And, where is the necessity in committing an act that is explicitly prohibited by law? (Remember 18 U.S.C. 2441 explicitly prohibits violation of Geneva and Hague and requires the United States to prosecute violators. This means that not only is every official who violates 2441 guilty of a war crime, but every federal prosecutor in this country who does not prosecute them is failing his or her duty.)
What about protecting our freedoms could possibly justify preventing our laws from being enforced? And since when does "necessity" entail doing anything that someone happens to think is a good idea without the least regard for any civilized standard of conduct?
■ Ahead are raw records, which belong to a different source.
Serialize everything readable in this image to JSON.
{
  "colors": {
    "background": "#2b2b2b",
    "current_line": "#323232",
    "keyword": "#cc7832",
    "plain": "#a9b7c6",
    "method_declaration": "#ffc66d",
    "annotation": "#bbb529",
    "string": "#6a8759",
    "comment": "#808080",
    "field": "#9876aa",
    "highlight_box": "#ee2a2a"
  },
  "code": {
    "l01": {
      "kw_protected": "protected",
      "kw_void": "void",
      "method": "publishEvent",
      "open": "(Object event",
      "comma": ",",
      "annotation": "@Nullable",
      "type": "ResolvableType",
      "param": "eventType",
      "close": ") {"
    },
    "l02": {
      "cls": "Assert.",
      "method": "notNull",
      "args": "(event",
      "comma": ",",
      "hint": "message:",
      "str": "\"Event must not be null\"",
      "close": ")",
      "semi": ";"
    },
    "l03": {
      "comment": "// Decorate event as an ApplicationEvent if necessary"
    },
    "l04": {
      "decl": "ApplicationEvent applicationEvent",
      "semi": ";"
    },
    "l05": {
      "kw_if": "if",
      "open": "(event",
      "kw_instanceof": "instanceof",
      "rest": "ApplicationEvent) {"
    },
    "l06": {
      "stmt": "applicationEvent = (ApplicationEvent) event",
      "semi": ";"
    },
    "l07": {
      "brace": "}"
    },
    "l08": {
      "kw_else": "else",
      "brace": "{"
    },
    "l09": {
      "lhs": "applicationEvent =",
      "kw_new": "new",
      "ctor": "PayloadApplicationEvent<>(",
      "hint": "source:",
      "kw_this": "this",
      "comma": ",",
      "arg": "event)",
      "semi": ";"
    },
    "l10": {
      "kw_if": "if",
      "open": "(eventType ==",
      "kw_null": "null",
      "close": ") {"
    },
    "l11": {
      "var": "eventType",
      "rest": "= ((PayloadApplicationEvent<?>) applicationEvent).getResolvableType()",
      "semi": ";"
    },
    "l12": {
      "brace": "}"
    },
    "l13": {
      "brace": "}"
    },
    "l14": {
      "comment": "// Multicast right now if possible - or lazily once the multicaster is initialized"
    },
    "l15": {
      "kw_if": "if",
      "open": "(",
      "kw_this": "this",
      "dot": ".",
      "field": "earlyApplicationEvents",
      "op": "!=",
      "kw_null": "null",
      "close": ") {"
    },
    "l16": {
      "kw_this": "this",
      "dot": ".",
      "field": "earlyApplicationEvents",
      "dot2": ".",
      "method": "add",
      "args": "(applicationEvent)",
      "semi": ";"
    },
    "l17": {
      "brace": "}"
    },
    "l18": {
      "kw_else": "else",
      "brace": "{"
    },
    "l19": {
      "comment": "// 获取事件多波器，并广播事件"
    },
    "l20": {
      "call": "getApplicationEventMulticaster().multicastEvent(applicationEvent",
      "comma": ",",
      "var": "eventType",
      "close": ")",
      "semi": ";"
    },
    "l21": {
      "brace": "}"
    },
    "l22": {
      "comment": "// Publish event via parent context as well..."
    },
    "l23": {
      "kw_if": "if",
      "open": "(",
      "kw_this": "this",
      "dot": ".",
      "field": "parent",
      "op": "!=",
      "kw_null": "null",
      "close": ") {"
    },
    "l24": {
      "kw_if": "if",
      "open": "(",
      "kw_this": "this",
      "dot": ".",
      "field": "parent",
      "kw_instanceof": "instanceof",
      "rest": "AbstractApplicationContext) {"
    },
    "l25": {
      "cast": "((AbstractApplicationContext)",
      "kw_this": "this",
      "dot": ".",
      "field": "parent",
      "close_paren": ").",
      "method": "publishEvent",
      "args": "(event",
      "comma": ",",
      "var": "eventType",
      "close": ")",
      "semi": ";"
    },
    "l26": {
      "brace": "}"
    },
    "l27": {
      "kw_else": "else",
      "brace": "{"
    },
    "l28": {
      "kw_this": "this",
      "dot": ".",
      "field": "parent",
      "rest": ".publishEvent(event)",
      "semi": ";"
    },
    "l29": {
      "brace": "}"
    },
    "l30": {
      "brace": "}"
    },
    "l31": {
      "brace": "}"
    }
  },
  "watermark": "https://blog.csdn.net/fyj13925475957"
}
A real necessity is obvious. When we launched the D-Day invasion we knew that there were French civilians living in the beachhead area who would very likely be injured or killed, but we also knew that warning them of the invasion would seriously jeopardize the chance of it's success. That is an example of a real military necessity: a specific instance where the specific circumstances require a specific method.
It is not necessity to simply do whatever you think might possibly give you some tactical advantage or leverage. If we were to capture some of Osama Bin Laden's children, we might be able to exert some pressure on him by roasting them one by one over an open fire, but there wouldn't be anything necessary about it -- it would simply be another atrocity committed by an administration that has not the least understanding of necessity because they are lost in hysteria, greed, and the self-serving conviction of their own infallibility.
Jennifer Van Bergen holds a J.D. from Cardozo School of Law and is a frequent contributor to TruthOut. Charles B. Gittings is the founder of the Project to Enforce the Geneva Conventions (PEGC).